Whether or not you’re a foodie, you know that the meals you consume greatly impact your overall health. When you’re ill, you eat chicken soup loaded with nutritious veggies, and you drink lots of orange juice to increase your vitamin C intake. After a few days, you feel right as rain.
But have you ever thought about how the foods you eat impact your eyes?
Interestingly, the food you consume has a huge impact on your ocular health. Below, you’ll find some of the worst and best foods for your eyes. Read on to discover which foods negatively impact your vision and which ones can help you see better.
Foods That Benefit Your Vision
Even if you do eat fast food occasionally, you can improve your eyesight and eye health by consuming any of the following foods on a regular basis.
Berries like raspberries and blackberries contain high levels of vitamin C and antioxidants. These components are incredibly helpful in boosting your immune system, deterring illnesses, and protecting your eyes.
You can also find high levels of vitamins and antioxidants in citrus fruits like oranges and grapefruits.
Corn contains high levels of zeaxanthin and lutein, two carotenoid pigments that aid in good eye health and vision. In fact, a half cup of corn provides almost two grams of these pigments. By consuming more of these pigments, you keep a steady supply in your body, and you greatly reduce your risk for developing eye issues like cataracts.
Likewise, egg yolks are an easy source of zeaxanthin and lutein. The yolks also contain high levels of zinc, which your eyes need in order to function properly. As you consume more eggs, you lower your chances of developing macular degeneration.
4. Leafy Greens
A third source of zeaxanthin and lutein is dark, leafy greens. Vegetables like spinach, kale, chard, collard greens, Brussels sprouts, and broccoli have high levels of these pigments. So, the more of these veggies you consume, the more you increase the lutein and zeaxanthin pigments found in your macula and retina—and the more you increase how these parts of your eyes work.
Black-eyed peas, kidney beans, lentils, and other legumes all contain zinc and bioflavonoids. The mineral and compound protect and assist your retina, so the more legumes you consume, the fewer retina-related eye issues you’ll develop over time.
Fish that contains high levels of omega-3 acids can greatly benefit your health. As far as your eyes go, the omega-3s protect the blood vessels in your eyes. Blood heals the body, so the more blood has access to your eyes, the better your eye health.
Foods That Could Lead to Poor Eye Health
While you may love fast food or take out, those foods could harm your eye health or your vision. You’ll find some of the worst offenders below.
1. Fried Food
Burgers, french fries, and milkshakes are comfort foods. Because there are dozens of burger joints around you, you may enjoy eating fast food on nights when you don’t have time to cook. But if you eat fried foods too often, all that oil can build up in your body and clog up your arteries.

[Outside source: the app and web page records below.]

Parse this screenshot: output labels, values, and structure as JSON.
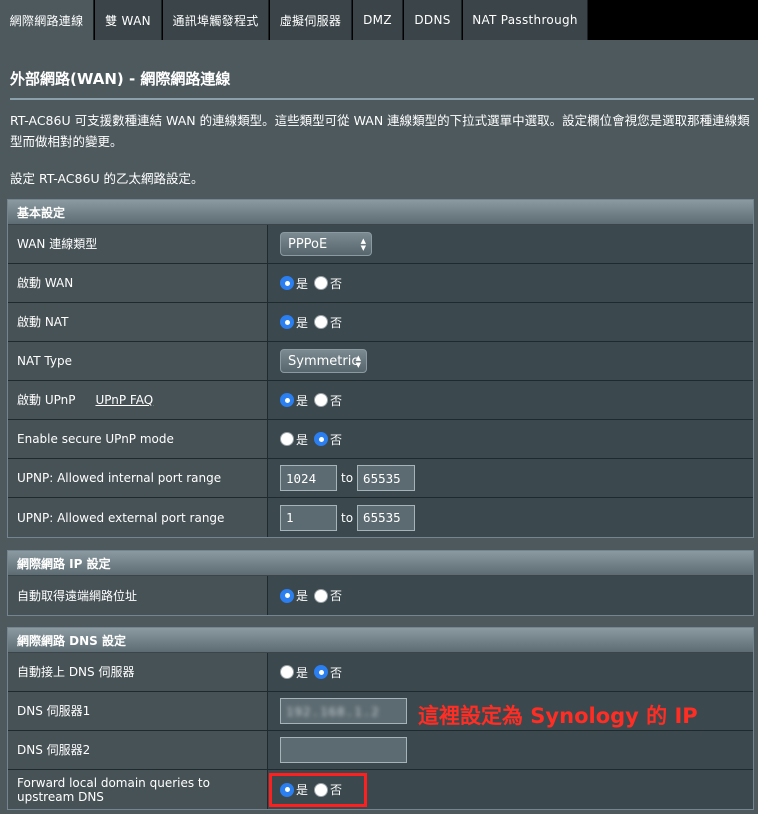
{
  "tabs": [
    {
      "label": "網際網路連線",
      "active": true
    },
    {
      "label": "雙 WAN",
      "active": false
    },
    {
      "label": "通訊埠觸發程式",
      "active": false
    },
    {
      "label": "虛擬伺服器",
      "active": false
    },
    {
      "label": "DMZ",
      "active": false
    },
    {
      "label": "DDNS",
      "active": false
    },
    {
      "label": "NAT Passthrough",
      "active": false
    }
  ],
  "page": {
    "title": "外部網路(WAN) - 網際網路連線",
    "description": "RT-AC86U 可支援數種連結 WAN 的連線類型。這些類型可從 WAN 連線類型的下拉式選單中選取。設定欄位會視您是選取那種連線類型而做相對的變更。",
    "description2": "設定 RT-AC86U 的乙太網路設定。"
  },
  "radio_labels": {
    "yes": "是",
    "no": "否"
  },
  "basic": {
    "header": "基本設定",
    "wan_type_label": "WAN 連線類型",
    "wan_type_value": "PPPoE",
    "enable_wan_label": "啟動 WAN",
    "enable_wan": "yes",
    "enable_nat_label": "啟動 NAT",
    "enable_nat": "yes",
    "nat_type_label": "NAT Type",
    "nat_type_value": "Symmetric",
    "upnp_label": "啟動 UPnP",
    "upnp_faq_link": "UPnP FAQ",
    "upnp": "yes",
    "secure_upnp_label": "Enable secure UPnP mode",
    "secure_upnp": "no",
    "internal_range_label": "UPNP: Allowed internal port range",
    "internal_from": "1024",
    "internal_to": "65535",
    "external_range_label": "UPNP: Allowed external port range",
    "external_from": "1",
    "external_to": "65535",
    "to_label": "to"
  },
  "ip": {
    "header": "網際網路 IP 設定",
    "auto_ip_label": "自動取得遠端網路位址",
    "auto_ip": "yes"
  },
  "dns": {
    "header": "網際網路 DNS 設定",
    "auto_dns_label": "自動接上 DNS 伺服器",
    "auto_dns": "no",
    "dns1_label": "DNS 伺服器1",
    "dns1_value": "192.168.1.2",
    "dns2_label": "DNS 伺服器2",
    "dns2_value": "",
    "forward_label": "Forward local domain queries to upstream DNS",
    "forward": "yes"
  },
  "annotation": "這裡設定為 Synology 的 IP",
  "colors": {
    "accent_blue": "#2b7ff0",
    "annotation_red": "#ff2d23",
    "background": "#4d595d"
  }
}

As a result, you will likely experience high blood pressure, which can cause you to develop eye problems such as hypertensive retinopathy.
Like fast foods, margarine is loaded with chemicals and oxidized fats. If you consume too many of these unhealthy fats, the cells in your body could mutate, and you may even notice inflammation as well.
3. Sugary Drinks
Do you enjoy drinking an ice-cold soda with dinner? Or do you prefer drinking other sugary, carbonated drinks throughout the day? While you can definitely drink beverages that are sweetened with pure sugar, you should avoid drinks that are sweetened with sugars like high-fructose corn syrup.
Researchers have shown that drinks that use these kinds of sweeteners elevate triglyceride levels and further increase the risk for high blood pressure, which could in turn cause you to develop eye problems.
Talk to Your Eye Doctor for More Tips
While you can reduce your consumption of fried, processed, or modified foods and increase your intake of beneficial foods, you can only do so much to impact your vision.
If you have any problems seeing, notice any signs of infection, or experience an eye injury, make an appointment with your eye doctor. He or she will perform a routine or in-depth examination, depending on your situation, and then tell you what other steps you must take to care for your eyes.
Additionally, your optometrist can give you more tips so you can further care for your eyes between eye appointments.
This post originally appeared on All About Eyes.